Say it out loud and solidify your words, using your passion but also exercising your concern for where other people come from. What are their intentions? Have they been exposed to the discrimination that you have or what others from the marginalized population have experienced? Do they need to be exposed to this type of discrimination in order to be politically correct? Why has society made it okay to use ableist language both jokingly and during serious conversations? Should able-bodied individuals be taking offense to ableist language? At a social event, one might ask, “Why so serious?”
A serious response is called for because by letting it happen and without checking on it, we are normalizing such language. In the future, let us educate respectfully.
Thank you to T.B. for stimulating this reflection.
— Jarod Kintz
If you go online, you can find napping “do’s and don’ts” for healthy adults. There are pros and cons of napping and specific ways to take a nap for healthy adults. By healthy, they mean “normal” and able-bodied. Children nap for 1-2 hours. For adults some say you should cap it off at 20-40 minutes. So you can imagine my surprise when of all things, I’m discussing the ideal nap time for a person with a disability. Of course I am.
Somebody introduced another perspective while I was arguing the merits of napping for shorter periods of time. If said person with a disability napped for a maximum of 40 minutes, not only would they be well rested but they would also fall asleep at night rather than staying awake and be mischievous. I was told that said person with a disability requires a lot more effort than the average person to process all sensory and non-sensory input. It takes a great deal of time and energy for people with disabilities to process, to move, to adjust, to <insert verb here>. So it only makes sense that depending on the person with the disability, the person may require more time to nap. Certain people with disabilities need to rest and refuel their body to approach the remainder of their day.
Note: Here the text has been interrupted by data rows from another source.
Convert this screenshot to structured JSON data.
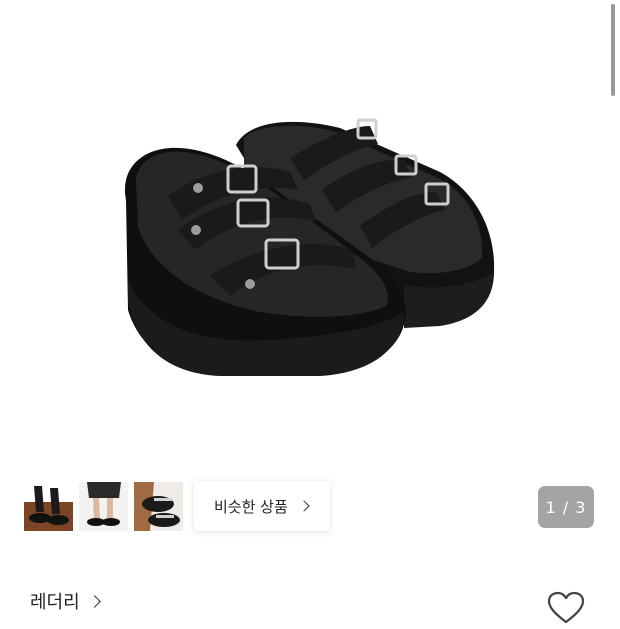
{
  "gallery": {
    "image_alt": "black-platform-buckle-sandals",
    "counter": "1 / 3"
  },
  "similar": {
    "label": "비슷한 상품"
  },
  "brand": {
    "label": "레더리"
  },
  "colors": {
    "counter_bg": "#a4a4a4",
    "product": "#141414"
  },
  "icons": {
    "like": "heart-outline-icon",
    "more": "chevron-right-icon"
  }
}
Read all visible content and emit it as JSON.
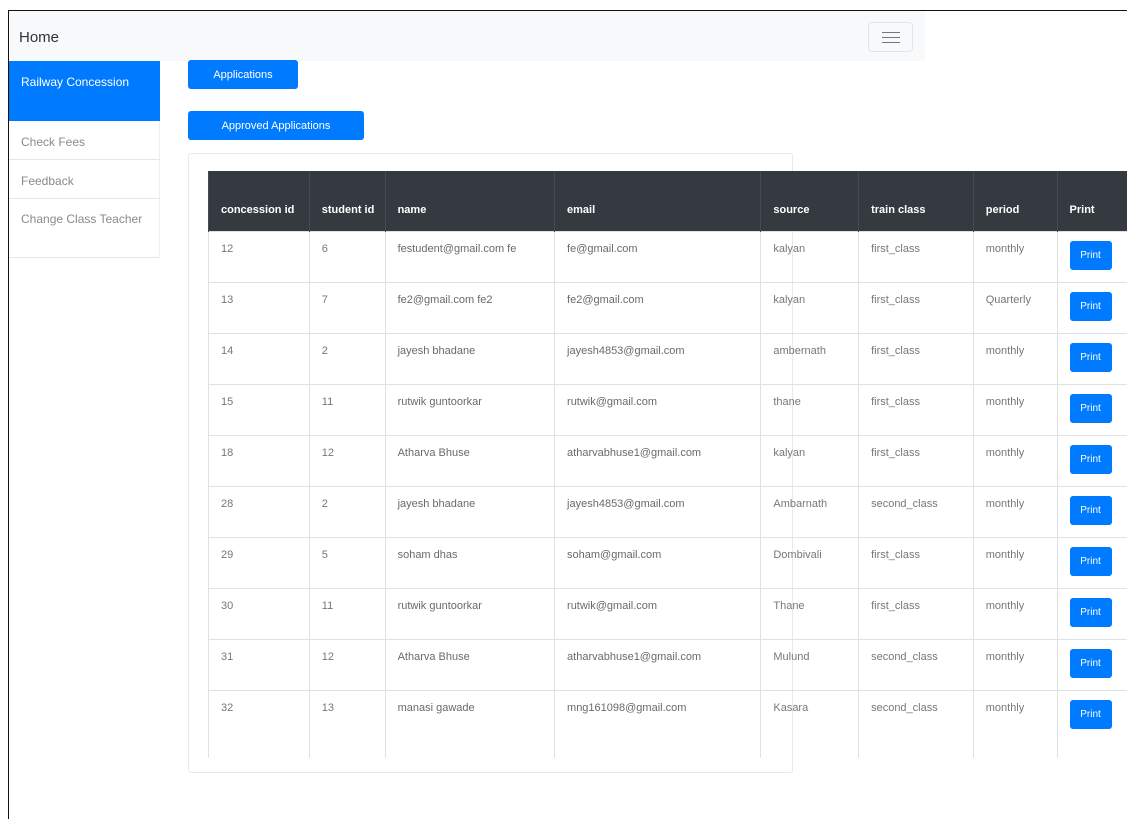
{
  "navbar": {
    "brand": "Home"
  },
  "sidebar": {
    "items": [
      {
        "label": "Railway Concession"
      },
      {
        "label": "Check Fees"
      },
      {
        "label": "Feedback"
      },
      {
        "label": "Change Class Teacher"
      }
    ]
  },
  "buttons": {
    "applications": "Applications",
    "approved": "Approved Applications"
  },
  "table": {
    "headers": {
      "concession_id": "concession id",
      "student_id": "student id",
      "name": "name",
      "email": "email",
      "source": "source",
      "train_class": "train class",
      "period": "period",
      "print": "Print"
    },
    "print_label": "Print",
    "rows": [
      {
        "concession_id": "12",
        "student_id": "6",
        "name": "festudent@gmail.com fe",
        "email": "fe@gmail.com",
        "source": "kalyan",
        "train_class": "first_class",
        "period": "monthly"
      },
      {
        "concession_id": "13",
        "student_id": "7",
        "name": "fe2@gmail.com fe2",
        "email": "fe2@gmail.com",
        "source": "kalyan",
        "train_class": "first_class",
        "period": "Quarterly"
      },
      {
        "concession_id": "14",
        "student_id": "2",
        "name": "jayesh bhadane",
        "email": "jayesh4853@gmail.com",
        "source": "ambernath",
        "train_class": "first_class",
        "period": "monthly"
      },
      {
        "concession_id": "15",
        "student_id": "11",
        "name": "rutwik guntoorkar",
        "email": "rutwik@gmail.com",
        "source": "thane",
        "train_class": "first_class",
        "period": "monthly"
      },
      {
        "concession_id": "18",
        "student_id": "12",
        "name": "Atharva Bhuse",
        "email": "atharvabhuse1@gmail.com",
        "source": "kalyan",
        "train_class": "first_class",
        "period": "monthly"
      },
      {
        "concession_id": "28",
        "student_id": "2",
        "name": "jayesh bhadane",
        "email": "jayesh4853@gmail.com",
        "source": "Ambarnath",
        "train_class": "second_class",
        "period": "monthly"
      },
      {
        "concession_id": "29",
        "student_id": "5",
        "name": "soham dhas",
        "email": "soham@gmail.com",
        "source": "Dombivali",
        "train_class": "first_class",
        "period": "monthly"
      },
      {
        "concession_id": "30",
        "student_id": "11",
        "name": "rutwik guntoorkar",
        "email": "rutwik@gmail.com",
        "source": "Thane",
        "train_class": "first_class",
        "period": "monthly"
      },
      {
        "concession_id": "31",
        "student_id": "12",
        "name": "Atharva Bhuse",
        "email": "atharvabhuse1@gmail.com",
        "source": "Mulund",
        "train_class": "second_class",
        "period": "monthly"
      },
      {
        "concession_id": "32",
        "student_id": "13",
        "name": "manasi gawade",
        "email": "mng161098@gmail.com",
        "source": "Kasara",
        "train_class": "second_class",
        "period": "monthly"
      }
    ]
  },
  "colors": {
    "primary": "#007bff",
    "table_header_bg": "#343a40",
    "navbar_bg": "#f8f9fa"
  }
}
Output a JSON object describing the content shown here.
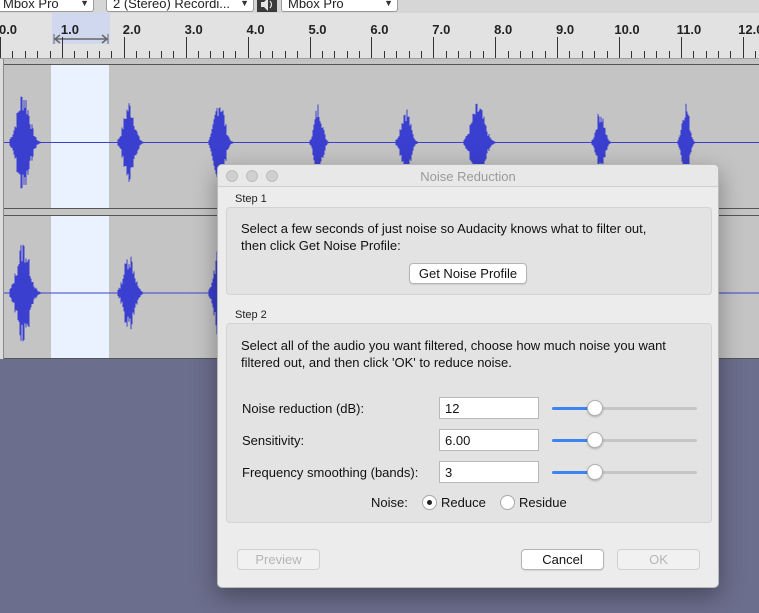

Try putting yourself in somebody else’s body today. Try to approach situations by not using the standard that is used for “normal” people. Keep in mind that these standards of what is healthy and what is good do not apply to individuals with congenital and acquired disabilities.
Taken from the PowerPoint presentation: Finding Hope: Survivors of ABI share their secrets moving forward by Mary-Ellen Thompson, Ph.D. and Fahmida Pardhan, M.A.
What struggles have people with Acquired Brain Injury (ABI) faced in returning to community life?
• Sticking with rehabilitation
• Acceptance from others
• Learning to be independent
• Overwhelming expectations
• Lack of interest
• Loss of memory
• Loss of education
• Feeling alone
How did they overcome these struggles?
• Positive attitude
• Educating others
• Volunteer opportunities
• Artistic expression
• Support from family
• Brain Injury Association
• One day at a time
What do you want the public to know about ABI?
• Educate yourself
• Be open to assistance – lots of resources
• Don’t make judgments
• Accept people for who they are
• Be safe - don’t take risks
• Brain injury is prevalent
Themes for Success:
• Survivors have good insight
• Positive attitude
• Strong support system
• Linking with their peers and survivors
• Found volunteer opportunities – way to give back
• Artistic expressions